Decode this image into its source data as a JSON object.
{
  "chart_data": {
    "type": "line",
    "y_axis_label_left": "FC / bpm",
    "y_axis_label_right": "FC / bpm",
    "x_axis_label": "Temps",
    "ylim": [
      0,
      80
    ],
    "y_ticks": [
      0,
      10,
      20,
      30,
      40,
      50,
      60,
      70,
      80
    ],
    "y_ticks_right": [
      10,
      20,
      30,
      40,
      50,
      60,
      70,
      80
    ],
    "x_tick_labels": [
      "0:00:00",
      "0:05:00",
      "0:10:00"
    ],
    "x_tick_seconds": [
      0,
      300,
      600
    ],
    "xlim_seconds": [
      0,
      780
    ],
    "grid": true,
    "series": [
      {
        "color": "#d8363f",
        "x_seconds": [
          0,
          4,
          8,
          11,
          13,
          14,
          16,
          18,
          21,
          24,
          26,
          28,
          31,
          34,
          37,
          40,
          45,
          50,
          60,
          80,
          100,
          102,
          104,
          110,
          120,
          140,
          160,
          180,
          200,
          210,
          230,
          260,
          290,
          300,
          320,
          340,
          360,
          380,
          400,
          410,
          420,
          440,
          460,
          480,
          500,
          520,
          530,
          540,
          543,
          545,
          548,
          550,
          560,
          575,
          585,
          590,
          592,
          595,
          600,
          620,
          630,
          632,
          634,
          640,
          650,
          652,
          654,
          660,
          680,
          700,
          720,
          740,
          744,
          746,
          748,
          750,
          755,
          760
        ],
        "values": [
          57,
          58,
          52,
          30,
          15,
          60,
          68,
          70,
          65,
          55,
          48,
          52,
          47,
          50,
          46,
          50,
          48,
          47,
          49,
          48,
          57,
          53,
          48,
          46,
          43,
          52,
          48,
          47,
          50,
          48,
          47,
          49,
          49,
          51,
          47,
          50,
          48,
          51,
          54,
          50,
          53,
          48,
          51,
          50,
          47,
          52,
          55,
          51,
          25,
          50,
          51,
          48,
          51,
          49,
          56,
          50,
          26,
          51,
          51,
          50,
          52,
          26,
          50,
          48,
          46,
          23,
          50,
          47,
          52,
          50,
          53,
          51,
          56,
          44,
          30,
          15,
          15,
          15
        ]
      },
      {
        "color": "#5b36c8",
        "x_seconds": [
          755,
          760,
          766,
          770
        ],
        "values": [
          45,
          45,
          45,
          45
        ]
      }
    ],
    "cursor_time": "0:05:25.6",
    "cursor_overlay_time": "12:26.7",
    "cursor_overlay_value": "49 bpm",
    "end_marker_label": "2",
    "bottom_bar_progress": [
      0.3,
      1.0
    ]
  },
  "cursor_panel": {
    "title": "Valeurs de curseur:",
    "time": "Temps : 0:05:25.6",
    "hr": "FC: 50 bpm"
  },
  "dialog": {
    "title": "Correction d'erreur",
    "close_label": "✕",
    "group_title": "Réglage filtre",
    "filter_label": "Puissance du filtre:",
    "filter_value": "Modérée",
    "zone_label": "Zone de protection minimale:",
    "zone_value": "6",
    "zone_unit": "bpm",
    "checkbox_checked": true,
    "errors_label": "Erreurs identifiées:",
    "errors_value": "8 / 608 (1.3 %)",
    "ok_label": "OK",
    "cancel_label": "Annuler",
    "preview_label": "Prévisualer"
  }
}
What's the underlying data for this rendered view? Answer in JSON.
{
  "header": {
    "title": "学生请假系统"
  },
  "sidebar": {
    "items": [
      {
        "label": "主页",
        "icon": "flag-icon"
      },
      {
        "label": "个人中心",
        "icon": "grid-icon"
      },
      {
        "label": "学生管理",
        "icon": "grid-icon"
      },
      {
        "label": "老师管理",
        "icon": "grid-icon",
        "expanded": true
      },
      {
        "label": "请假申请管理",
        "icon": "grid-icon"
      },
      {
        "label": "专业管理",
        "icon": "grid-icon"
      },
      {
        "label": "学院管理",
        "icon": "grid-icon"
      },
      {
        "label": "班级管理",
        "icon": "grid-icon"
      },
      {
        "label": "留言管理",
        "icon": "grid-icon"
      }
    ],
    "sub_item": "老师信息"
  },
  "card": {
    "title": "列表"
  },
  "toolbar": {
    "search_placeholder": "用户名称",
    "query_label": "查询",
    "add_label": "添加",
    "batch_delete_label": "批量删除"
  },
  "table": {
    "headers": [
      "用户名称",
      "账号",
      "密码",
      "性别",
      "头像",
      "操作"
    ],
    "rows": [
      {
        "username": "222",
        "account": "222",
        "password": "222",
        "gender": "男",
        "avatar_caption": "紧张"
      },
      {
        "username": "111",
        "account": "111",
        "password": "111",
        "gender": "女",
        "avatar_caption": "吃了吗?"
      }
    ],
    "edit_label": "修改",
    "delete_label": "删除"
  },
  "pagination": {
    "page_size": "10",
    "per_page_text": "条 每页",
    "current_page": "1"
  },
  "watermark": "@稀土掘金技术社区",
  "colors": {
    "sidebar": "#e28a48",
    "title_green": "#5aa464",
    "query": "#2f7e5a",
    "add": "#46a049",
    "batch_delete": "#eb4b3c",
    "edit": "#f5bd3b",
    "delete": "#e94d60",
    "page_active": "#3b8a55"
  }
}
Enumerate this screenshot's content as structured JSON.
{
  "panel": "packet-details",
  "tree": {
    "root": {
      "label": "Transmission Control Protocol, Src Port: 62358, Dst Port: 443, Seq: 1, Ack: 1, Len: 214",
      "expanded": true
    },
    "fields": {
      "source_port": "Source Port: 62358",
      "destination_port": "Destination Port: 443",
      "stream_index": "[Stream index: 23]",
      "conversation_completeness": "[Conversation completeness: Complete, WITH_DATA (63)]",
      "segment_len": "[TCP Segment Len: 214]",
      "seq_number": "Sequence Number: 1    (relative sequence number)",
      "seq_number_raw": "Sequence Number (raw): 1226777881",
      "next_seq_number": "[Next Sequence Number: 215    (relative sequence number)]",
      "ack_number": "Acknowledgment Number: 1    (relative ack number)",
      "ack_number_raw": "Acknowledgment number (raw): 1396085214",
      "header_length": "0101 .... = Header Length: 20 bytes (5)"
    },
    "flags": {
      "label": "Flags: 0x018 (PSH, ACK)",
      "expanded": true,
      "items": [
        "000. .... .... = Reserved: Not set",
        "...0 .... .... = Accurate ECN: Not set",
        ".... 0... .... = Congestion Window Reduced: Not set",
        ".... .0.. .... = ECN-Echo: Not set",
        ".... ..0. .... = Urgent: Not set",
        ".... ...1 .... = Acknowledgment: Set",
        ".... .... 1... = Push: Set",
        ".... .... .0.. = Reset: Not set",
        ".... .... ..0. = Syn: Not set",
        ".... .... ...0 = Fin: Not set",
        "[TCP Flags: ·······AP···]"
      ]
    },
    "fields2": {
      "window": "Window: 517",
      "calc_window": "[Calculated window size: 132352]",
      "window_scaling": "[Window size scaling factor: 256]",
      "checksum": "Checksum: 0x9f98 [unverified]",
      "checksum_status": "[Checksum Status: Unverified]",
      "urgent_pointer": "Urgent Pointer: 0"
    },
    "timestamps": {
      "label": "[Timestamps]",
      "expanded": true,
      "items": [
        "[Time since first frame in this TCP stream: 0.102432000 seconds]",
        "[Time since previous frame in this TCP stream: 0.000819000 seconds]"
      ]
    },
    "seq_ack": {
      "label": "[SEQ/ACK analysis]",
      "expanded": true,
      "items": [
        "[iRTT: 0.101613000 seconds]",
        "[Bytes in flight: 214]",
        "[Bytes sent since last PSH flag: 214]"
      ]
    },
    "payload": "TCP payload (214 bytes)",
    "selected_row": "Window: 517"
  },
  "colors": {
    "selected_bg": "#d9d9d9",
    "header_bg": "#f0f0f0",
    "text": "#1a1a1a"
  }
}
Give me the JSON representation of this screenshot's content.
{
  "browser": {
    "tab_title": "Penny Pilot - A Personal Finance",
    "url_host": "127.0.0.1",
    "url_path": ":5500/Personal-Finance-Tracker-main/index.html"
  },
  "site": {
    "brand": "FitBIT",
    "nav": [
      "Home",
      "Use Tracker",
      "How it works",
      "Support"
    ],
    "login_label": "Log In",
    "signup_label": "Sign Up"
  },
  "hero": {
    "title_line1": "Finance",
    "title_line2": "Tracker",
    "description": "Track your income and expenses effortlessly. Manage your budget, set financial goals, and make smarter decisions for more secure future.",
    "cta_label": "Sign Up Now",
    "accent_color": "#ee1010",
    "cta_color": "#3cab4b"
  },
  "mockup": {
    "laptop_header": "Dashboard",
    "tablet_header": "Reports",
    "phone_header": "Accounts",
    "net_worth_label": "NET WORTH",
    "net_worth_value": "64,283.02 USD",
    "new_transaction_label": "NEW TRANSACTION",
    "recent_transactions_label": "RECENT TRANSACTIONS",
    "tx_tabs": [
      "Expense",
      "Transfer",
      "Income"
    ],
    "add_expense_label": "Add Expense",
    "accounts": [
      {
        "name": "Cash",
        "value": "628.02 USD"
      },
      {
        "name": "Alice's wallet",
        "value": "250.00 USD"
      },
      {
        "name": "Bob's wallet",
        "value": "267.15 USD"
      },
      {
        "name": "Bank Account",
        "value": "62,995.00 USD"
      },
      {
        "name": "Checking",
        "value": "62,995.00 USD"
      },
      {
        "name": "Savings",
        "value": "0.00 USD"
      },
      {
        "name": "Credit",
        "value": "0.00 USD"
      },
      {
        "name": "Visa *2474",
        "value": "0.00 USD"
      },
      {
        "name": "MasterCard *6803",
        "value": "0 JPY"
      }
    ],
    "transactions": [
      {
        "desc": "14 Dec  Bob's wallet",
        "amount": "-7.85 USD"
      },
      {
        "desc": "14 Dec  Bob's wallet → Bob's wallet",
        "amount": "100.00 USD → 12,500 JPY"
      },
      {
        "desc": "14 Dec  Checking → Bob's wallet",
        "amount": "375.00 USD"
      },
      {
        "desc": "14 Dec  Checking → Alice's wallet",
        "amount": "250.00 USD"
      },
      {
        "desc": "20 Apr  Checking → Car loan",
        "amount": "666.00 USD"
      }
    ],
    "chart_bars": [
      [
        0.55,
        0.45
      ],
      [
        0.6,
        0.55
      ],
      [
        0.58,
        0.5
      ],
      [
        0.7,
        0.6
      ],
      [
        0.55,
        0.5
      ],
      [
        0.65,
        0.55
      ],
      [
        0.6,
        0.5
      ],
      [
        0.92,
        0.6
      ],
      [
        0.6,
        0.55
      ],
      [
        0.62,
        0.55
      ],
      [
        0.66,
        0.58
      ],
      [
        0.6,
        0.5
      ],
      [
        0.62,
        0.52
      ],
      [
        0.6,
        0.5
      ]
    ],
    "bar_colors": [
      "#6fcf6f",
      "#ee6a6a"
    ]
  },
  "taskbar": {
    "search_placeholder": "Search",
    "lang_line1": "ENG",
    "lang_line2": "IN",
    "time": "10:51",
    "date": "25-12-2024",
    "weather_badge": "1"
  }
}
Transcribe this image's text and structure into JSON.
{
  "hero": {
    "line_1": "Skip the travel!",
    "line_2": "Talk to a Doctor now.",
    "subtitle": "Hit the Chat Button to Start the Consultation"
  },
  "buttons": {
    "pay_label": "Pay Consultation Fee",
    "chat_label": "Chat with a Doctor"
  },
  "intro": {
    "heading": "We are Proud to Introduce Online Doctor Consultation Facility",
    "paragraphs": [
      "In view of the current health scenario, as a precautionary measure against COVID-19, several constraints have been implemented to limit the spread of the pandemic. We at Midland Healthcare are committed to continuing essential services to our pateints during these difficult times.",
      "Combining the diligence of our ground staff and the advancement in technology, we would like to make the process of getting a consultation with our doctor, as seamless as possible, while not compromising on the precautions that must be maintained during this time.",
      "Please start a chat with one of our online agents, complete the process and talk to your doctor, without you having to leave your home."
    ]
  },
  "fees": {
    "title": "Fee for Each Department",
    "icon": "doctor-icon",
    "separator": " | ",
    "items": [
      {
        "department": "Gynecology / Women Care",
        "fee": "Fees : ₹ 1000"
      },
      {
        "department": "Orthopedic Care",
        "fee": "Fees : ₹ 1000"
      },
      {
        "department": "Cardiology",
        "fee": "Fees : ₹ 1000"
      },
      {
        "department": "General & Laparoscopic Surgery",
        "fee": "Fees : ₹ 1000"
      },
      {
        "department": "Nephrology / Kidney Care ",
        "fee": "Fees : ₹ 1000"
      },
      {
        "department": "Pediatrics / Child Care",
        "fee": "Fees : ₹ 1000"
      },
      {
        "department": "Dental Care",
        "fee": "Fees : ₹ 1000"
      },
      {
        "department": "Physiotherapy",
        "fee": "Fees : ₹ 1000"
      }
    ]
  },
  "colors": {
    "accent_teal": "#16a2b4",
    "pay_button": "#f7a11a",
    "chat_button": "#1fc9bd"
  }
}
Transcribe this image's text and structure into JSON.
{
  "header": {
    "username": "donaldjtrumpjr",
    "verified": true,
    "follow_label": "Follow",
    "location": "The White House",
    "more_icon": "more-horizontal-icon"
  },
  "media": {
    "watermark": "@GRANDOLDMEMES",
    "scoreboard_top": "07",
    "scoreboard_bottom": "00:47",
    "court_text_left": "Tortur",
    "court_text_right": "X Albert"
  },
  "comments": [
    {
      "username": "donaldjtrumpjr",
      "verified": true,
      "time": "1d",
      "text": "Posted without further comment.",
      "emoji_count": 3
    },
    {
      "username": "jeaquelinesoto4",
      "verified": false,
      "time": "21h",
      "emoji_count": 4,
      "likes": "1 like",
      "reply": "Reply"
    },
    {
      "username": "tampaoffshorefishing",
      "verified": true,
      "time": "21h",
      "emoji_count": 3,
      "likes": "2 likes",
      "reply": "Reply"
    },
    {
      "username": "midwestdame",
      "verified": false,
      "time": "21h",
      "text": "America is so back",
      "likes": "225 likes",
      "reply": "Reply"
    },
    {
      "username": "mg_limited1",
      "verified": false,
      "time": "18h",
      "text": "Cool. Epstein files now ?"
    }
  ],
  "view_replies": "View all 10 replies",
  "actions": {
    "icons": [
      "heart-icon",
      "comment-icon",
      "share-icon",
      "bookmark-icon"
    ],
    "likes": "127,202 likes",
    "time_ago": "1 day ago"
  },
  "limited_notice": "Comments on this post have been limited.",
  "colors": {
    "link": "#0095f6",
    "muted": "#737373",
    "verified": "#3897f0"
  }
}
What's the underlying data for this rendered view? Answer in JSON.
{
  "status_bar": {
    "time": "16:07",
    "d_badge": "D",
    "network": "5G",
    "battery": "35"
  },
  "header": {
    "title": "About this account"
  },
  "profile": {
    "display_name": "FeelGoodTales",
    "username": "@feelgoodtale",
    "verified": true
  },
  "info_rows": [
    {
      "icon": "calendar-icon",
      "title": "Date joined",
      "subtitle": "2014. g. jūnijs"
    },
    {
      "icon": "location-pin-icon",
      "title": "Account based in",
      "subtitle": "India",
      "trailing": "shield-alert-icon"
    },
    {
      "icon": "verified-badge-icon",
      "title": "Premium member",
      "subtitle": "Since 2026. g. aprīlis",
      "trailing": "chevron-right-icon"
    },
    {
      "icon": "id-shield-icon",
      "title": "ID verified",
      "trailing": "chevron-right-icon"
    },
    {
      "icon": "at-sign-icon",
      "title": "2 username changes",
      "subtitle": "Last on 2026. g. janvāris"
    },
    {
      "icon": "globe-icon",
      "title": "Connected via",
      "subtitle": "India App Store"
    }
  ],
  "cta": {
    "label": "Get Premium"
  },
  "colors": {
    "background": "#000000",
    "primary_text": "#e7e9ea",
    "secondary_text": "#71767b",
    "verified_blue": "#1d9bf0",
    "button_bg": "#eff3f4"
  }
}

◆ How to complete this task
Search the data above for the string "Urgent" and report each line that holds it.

◆ Result of the exercise
        ".... ..0. .... = Urgent: Not set",
      "urgent_pointer": "Urgent Pointer: 0"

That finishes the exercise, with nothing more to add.